**The records:**
========================================

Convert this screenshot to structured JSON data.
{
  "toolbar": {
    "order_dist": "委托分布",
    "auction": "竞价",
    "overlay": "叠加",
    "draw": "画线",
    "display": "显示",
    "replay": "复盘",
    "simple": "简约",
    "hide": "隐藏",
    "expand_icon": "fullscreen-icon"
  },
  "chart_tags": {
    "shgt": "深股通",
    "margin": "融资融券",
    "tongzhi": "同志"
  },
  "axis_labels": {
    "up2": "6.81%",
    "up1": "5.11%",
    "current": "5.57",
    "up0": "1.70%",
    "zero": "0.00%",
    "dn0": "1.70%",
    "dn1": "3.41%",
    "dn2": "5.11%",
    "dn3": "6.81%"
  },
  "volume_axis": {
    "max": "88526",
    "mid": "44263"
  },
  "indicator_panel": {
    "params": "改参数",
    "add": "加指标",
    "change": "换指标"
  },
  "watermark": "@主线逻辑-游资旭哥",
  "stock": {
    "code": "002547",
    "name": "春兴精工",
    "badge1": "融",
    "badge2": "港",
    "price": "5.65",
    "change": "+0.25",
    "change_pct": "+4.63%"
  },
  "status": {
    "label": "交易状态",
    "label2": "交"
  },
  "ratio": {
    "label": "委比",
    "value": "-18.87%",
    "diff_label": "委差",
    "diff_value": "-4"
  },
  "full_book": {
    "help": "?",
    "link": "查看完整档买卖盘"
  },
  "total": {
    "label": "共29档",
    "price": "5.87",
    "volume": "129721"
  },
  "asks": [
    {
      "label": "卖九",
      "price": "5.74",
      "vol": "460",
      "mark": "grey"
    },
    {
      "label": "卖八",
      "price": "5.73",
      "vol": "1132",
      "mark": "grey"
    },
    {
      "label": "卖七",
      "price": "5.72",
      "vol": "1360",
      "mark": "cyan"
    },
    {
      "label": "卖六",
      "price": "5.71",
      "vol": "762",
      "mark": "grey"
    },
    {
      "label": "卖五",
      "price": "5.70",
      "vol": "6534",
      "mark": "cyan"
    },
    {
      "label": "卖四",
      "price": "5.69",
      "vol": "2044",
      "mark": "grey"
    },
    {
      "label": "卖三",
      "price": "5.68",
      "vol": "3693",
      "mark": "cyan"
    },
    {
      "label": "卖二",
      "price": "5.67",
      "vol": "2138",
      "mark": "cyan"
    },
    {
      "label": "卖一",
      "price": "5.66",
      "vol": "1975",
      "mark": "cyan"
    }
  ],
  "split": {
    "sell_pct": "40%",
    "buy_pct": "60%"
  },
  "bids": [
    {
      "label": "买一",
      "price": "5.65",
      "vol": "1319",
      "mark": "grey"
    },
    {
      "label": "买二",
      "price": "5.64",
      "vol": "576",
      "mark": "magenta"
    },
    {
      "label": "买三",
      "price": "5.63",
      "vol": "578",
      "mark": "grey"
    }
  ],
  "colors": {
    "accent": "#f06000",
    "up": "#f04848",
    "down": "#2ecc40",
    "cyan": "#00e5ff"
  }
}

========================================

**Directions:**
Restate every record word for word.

**Exercise output:**
Convert this screenshot to structured JSON data.
{
  "toolbar": {
    "order_dist": "委托分布",
    "auction": "竞价",
    "overlay": "叠加",
    "draw": "画线",
    "display": "显示",
    "replay": "复盘",
    "simple": "简约",
    "hide": "隐藏",
    "expand_icon": "fullscreen-icon"
  },
  "chart_tags": {
    "shgt": "深股通",
    "margin": "融资融券",
    "tongzhi": "同志"
  },
  "axis_labels": {
    "up2": "6.81%",
    "up1": "5.11%",
    "current": "5.57",
    "up0": "1.70%",
    "zero": "0.00%",
    "dn0": "1.70%",
    "dn1": "3.41%",
    "dn2": "5.11%",
    "dn3": "6.81%"
  },
  "volume_axis": {
    "max": "88526",
    "mid": "44263"
  },
  "indicator_panel": {
    "params": "改参数",
    "add": "加指标",
    "change": "换指标"
  },
  "watermark": "@主线逻辑-游资旭哥",
  "stock": {
    "code": "002547",
    "name": "春兴精工",
    "badge1": "融",
    "badge2": "港",
    "price": "5.65",
    "change": "+0.25",
    "change_pct": "+4.63%"
  },
  "status": {
    "label": "交易状态",
    "label2": "交"
  },
  "ratio": {
    "label": "委比",
    "value": "-18.87%",
    "diff_label": "委差",
    "diff_value": "-4"
  },
  "full_book": {
    "help": "?",
    "link": "查看完整档买卖盘"
  },
  "total": {
    "label": "共29档",
    "price": "5.87",
    "volume": "129721"
  },
  "asks": [
    {
      "label": "卖九",
      "price": "5.74",
      "vol": "460",
      "mark": "grey"
    },
    {
      "label": "卖八",
      "price": "5.73",
      "vol": "1132",
      "mark": "grey"
    },
    {
      "label": "卖七",
      "price": "5.72",
      "vol": "1360",
      "mark": "cyan"
    },
    {
      "label": "卖六",
      "price": "5.71",
      "vol": "762",
      "mark": "grey"
    },
    {
      "label": "卖五",
      "price": "5.70",
      "vol": "6534",
      "mark": "cyan"
    },
    {
      "label": "卖四",
      "price": "5.69",
      "vol": "2044",
      "mark": "grey"
    },
    {
      "label": "卖三",
      "price": "5.68",
      "vol": "3693",
      "mark": "cyan"
    },
    {
      "label": "卖二",
      "price": "5.67",
      "vol": "2138",
      "mark": "cyan"
    },
    {
      "label": "卖一",
      "price": "5.66",
      "vol": "1975",
      "mark": "cyan"
    }
  ],
  "split": {
    "sell_pct": "40%",
    "buy_pct": "60%"
  },
  "bids": [
    {
      "label": "买一",
      "price": "5.65",
      "vol": "1319",
      "mark": "grey"
    },
    {
      "label": "买二",
      "price": "5.64",
      "vol": "576",
      "mark": "magenta"
    },
    {
      "label": "买三",
      "price": "5.63",
      "vol": "578",
      "mark": "grey"
    }
  ],
  "colors": {
    "accent": "#f06000",
    "up": "#f04848",
    "down": "#2ecc40",
    "cyan": "#00e5ff"
  }
}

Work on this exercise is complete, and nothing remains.